_DATA SUPPLIED_
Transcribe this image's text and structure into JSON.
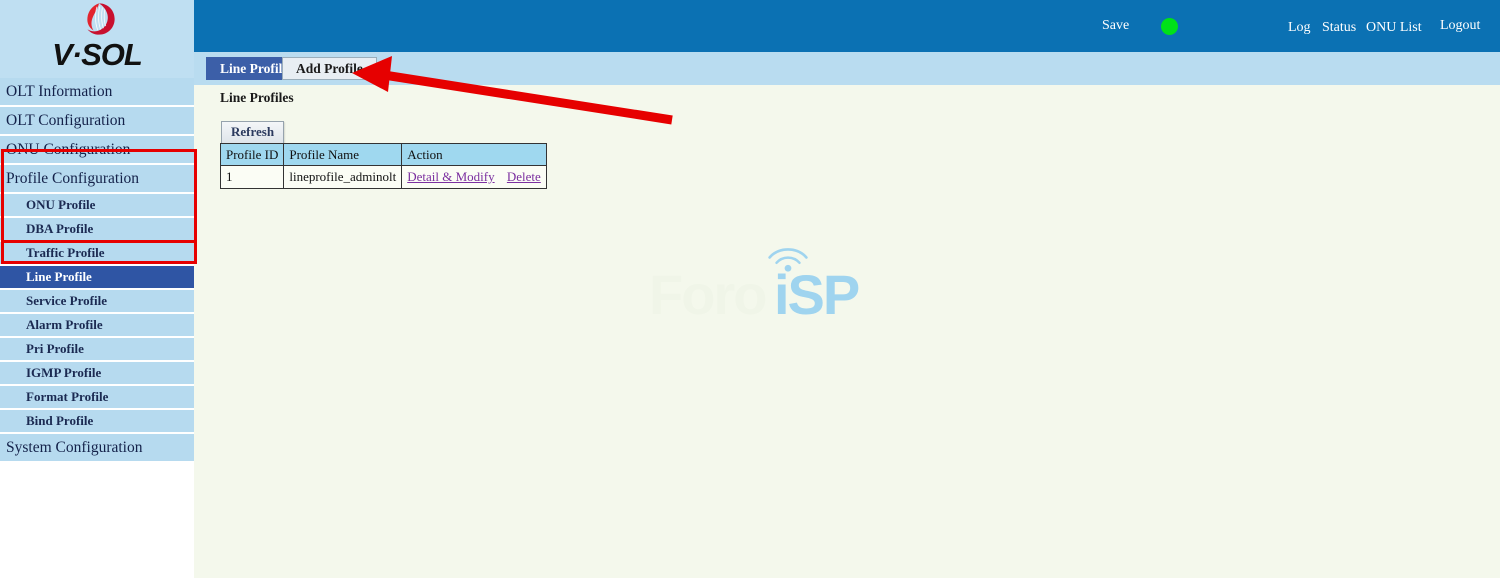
{
  "brand": {
    "logo_text": "V·SOL",
    "logo_icon": "vsol-sphere-icon"
  },
  "header": {
    "save_label": "Save",
    "status_led_color": "#00e118",
    "links": [
      {
        "label": "Log"
      },
      {
        "label": "Status"
      },
      {
        "label": "ONU List"
      },
      {
        "label": "Logout"
      }
    ],
    "log_label": "Log",
    "status_label": "Status",
    "onu_list_label": "ONU List",
    "logout_label": "Logout",
    "background": "#0b71b3"
  },
  "sidebar": {
    "background": "#b6daef",
    "active_background": "#2f55a4",
    "items": [
      {
        "label": "OLT Information",
        "level": "top",
        "active": false
      },
      {
        "label": "OLT Configuration",
        "level": "top",
        "active": false
      },
      {
        "label": "ONU Configuration",
        "level": "top",
        "active": false
      },
      {
        "label": "Profile Configuration",
        "level": "top",
        "active": false
      },
      {
        "label": "ONU Profile",
        "level": "sub",
        "active": false
      },
      {
        "label": "DBA Profile",
        "level": "sub",
        "active": false
      },
      {
        "label": "Traffic Profile",
        "level": "sub",
        "active": false
      },
      {
        "label": "Line Profile",
        "level": "sub",
        "active": true
      },
      {
        "label": "Service Profile",
        "level": "sub",
        "active": false
      },
      {
        "label": "Alarm Profile",
        "level": "sub",
        "active": false
      },
      {
        "label": "Pri Profile",
        "level": "sub",
        "active": false
      },
      {
        "label": "IGMP Profile",
        "level": "sub",
        "active": false
      },
      {
        "label": "Format Profile",
        "level": "sub",
        "active": false
      },
      {
        "label": "Bind Profile",
        "level": "sub",
        "active": false
      },
      {
        "label": "System Configuration",
        "level": "top",
        "active": false
      }
    ]
  },
  "tabs": [
    {
      "label": "Line Profile",
      "active": true
    },
    {
      "label": "Add Profile",
      "active": false
    }
  ],
  "tab_line_label": "Line Profile",
  "tab_add_label": "Add Profile",
  "main": {
    "page_title": "Line Profiles",
    "refresh_label": "Refresh",
    "table": {
      "headers": [
        "Profile ID",
        "Profile Name",
        "Action"
      ],
      "header_id": "Profile ID",
      "header_name": "Profile Name",
      "header_action": "Action",
      "rows": [
        {
          "profile_id": "1",
          "profile_name": "lineprofile_adminolt",
          "actions": [
            "Detail & Modify",
            "Delete"
          ],
          "action_detail": "Detail & Modify",
          "action_delete": "Delete"
        }
      ]
    }
  },
  "watermark": {
    "text_left": "Foro",
    "text_right": "iSP",
    "color_left": "#f0f5e8",
    "color_right": "#9fd4ef"
  },
  "annotations": {
    "arrow_color": "#e60000",
    "arrow_target": "Add Profile tab",
    "highlight_color": "#e60000",
    "highlighted_group": "Profile Configuration",
    "highlighted_item": "Line Profile"
  }
}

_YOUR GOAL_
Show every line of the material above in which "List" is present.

_EXERCISE RESPONSE_
        "label": "ONU List"
    "onu_list_label": "ONU List",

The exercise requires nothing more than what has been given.